→ **Problem statement**: Below are records; reply with nothing but the number of lines in them that contain "heading".

→ **Task inputs**:
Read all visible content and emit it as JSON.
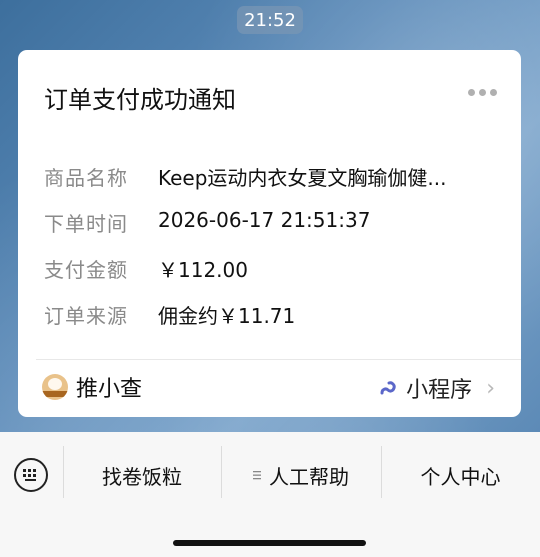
{
  "status": {
    "time": "21:52"
  },
  "card": {
    "title": "订单支付成功通知",
    "rows": [
      {
        "key": "商品名称",
        "value": "Keep运动内衣女夏文胸瑜伽健..."
      },
      {
        "key": "下单时间",
        "value": "2026-06-17 21:51:37"
      },
      {
        "key": "支付金额",
        "value": "￥112.00"
      },
      {
        "key": "订单来源",
        "value": "佣金约￥11.71"
      }
    ],
    "footer": {
      "brand": "推小查",
      "mini_program": "小程序"
    }
  },
  "menu": {
    "items": [
      {
        "label": "找卷饭粒"
      },
      {
        "label": "人工帮助",
        "has_submenu": true
      },
      {
        "label": "个人中心"
      }
    ]
  },
  "colors": {
    "accent_link": "#5b67c9",
    "text_muted": "#8a8a8a"
  }
}
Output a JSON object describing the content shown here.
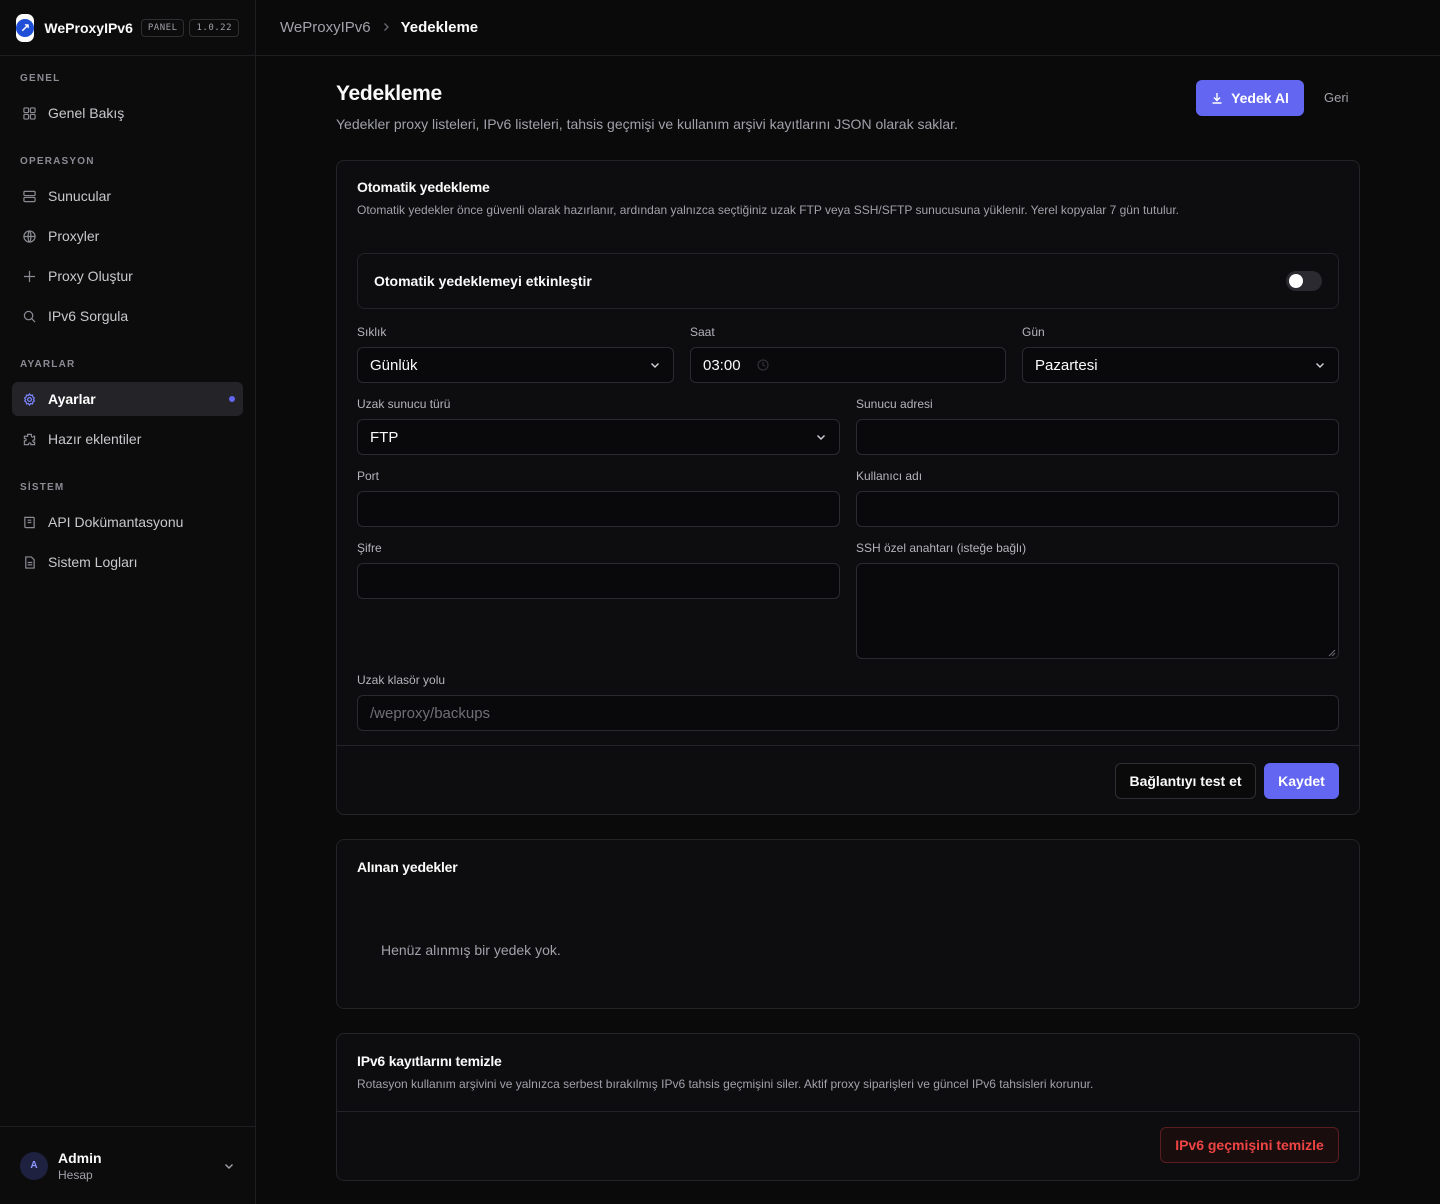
{
  "brand": {
    "name": "WeProxyIPv6",
    "badge_panel": "PANEL",
    "badge_version": "1.0.22"
  },
  "breadcrumb": {
    "root": "WeProxyIPv6",
    "current": "Yedekleme"
  },
  "sidebar": {
    "sections": [
      {
        "heading": "GENEL",
        "items": [
          {
            "label": "Genel Bakış",
            "icon": "grid-icon"
          }
        ]
      },
      {
        "heading": "OPERASYON",
        "items": [
          {
            "label": "Sunucular",
            "icon": "server-icon"
          },
          {
            "label": "Proxyler",
            "icon": "globe-icon"
          },
          {
            "label": "Proxy Oluştur",
            "icon": "plus-icon"
          },
          {
            "label": "IPv6 Sorgula",
            "icon": "search-icon"
          }
        ]
      },
      {
        "heading": "AYARLAR",
        "items": [
          {
            "label": "Ayarlar",
            "icon": "gear-icon",
            "active": true
          },
          {
            "label": "Hazır eklentiler",
            "icon": "puzzle-icon"
          }
        ]
      },
      {
        "heading": "SİSTEM",
        "items": [
          {
            "label": "API Dokümantasyonu",
            "icon": "book-icon"
          },
          {
            "label": "Sistem Logları",
            "icon": "file-icon"
          }
        ]
      }
    ]
  },
  "account": {
    "initial": "A",
    "name": "Admin",
    "subtitle": "Hesap"
  },
  "page": {
    "title": "Yedekleme",
    "description": "Yedekler proxy listeleri, IPv6 listeleri, tahsis geçmişi ve kullanım arşivi kayıtlarını JSON olarak saklar.",
    "backup_button": "Yedek Al",
    "back_link": "Geri"
  },
  "auto_backup": {
    "title": "Otomatik yedekleme",
    "description": "Otomatik yedekler önce güvenli olarak hazırlanır, ardından yalnızca seçtiğiniz uzak FTP veya SSH/SFTP sunucusuna yüklenir. Yerel kopyalar 7 gün tutulur.",
    "toggle_label": "Otomatik yedeklemeyi etkinleştir",
    "enabled": false,
    "frequency": {
      "label": "Sıklık",
      "value": "Günlük"
    },
    "time": {
      "label": "Saat",
      "value": "03:00"
    },
    "day": {
      "label": "Gün",
      "value": "Pazartesi"
    },
    "server_type": {
      "label": "Uzak sunucu türü",
      "value": "FTP"
    },
    "server_address": {
      "label": "Sunucu adresi",
      "value": ""
    },
    "port": {
      "label": "Port",
      "value": ""
    },
    "username": {
      "label": "Kullanıcı adı",
      "value": ""
    },
    "password": {
      "label": "Şifre",
      "value": ""
    },
    "ssh_key": {
      "label": "SSH özel anahtarı (isteğe bağlı)",
      "value": ""
    },
    "remote_path": {
      "label": "Uzak klasör yolu",
      "placeholder": "/weproxy/backups"
    },
    "test_button": "Bağlantıyı test et",
    "save_button": "Kaydet"
  },
  "backups": {
    "title": "Alınan yedekler",
    "empty_text": "Henüz alınmış bir yedek yok."
  },
  "cleanup": {
    "title": "IPv6 kayıtlarını temizle",
    "description": "Rotasyon kullanım arşivini ve yalnızca serbest bırakılmış IPv6 tahsis geçmişini siler. Aktif proxy siparişleri ve güncel IPv6 tahsisleri korunur.",
    "button": "IPv6 geçmişini temizle"
  },
  "colors": {
    "accent": "#6366f1",
    "danger": "#ef4444",
    "background": "#0a0a0b"
  }
}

→ **Response below**: 4